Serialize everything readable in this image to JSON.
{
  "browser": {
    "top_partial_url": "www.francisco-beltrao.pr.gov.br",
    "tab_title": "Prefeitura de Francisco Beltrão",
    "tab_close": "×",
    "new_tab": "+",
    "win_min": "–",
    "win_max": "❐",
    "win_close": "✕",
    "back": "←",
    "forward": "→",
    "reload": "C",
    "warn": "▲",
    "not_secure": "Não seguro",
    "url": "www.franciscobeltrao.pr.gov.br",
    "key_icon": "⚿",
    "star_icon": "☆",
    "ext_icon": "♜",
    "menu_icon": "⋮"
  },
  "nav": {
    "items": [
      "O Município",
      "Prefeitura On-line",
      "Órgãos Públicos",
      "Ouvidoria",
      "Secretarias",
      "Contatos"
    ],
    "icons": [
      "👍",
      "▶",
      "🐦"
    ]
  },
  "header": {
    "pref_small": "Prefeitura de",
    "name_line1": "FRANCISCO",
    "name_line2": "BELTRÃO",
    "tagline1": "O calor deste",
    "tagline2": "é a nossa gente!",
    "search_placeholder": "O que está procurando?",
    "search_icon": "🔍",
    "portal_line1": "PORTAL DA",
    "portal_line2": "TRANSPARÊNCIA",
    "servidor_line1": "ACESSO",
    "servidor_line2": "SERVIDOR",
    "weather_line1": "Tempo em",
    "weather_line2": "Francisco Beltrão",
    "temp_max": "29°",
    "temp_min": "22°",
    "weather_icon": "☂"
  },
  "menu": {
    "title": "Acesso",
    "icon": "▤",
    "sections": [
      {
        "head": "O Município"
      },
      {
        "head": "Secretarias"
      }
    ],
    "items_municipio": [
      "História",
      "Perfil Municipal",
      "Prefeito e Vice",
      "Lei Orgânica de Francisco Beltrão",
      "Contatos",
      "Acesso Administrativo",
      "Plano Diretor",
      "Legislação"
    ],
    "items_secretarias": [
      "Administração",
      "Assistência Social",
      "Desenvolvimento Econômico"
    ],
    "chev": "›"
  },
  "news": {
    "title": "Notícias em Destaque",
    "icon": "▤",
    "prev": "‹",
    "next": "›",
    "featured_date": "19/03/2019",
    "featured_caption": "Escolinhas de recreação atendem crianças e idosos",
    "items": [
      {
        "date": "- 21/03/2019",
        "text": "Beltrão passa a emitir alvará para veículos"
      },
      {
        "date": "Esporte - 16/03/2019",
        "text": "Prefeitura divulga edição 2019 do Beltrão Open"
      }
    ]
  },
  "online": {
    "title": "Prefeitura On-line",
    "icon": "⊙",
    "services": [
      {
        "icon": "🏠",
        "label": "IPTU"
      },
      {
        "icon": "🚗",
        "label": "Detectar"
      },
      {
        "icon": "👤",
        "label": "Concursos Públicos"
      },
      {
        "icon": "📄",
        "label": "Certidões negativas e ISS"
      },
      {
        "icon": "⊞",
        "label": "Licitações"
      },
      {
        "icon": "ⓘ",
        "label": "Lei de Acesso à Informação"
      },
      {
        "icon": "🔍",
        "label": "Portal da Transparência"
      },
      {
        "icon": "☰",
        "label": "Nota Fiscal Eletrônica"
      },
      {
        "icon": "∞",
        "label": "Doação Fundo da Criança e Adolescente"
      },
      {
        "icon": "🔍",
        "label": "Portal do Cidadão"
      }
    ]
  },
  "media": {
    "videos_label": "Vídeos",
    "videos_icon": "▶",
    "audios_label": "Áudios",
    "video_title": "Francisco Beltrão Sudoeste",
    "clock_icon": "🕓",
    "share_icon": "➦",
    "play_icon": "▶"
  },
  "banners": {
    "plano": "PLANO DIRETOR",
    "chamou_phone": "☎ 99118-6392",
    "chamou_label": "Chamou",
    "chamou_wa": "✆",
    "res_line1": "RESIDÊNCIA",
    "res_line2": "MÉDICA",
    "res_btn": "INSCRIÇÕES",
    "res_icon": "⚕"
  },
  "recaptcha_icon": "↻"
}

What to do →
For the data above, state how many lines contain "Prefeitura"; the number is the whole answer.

Solution to the problem →
5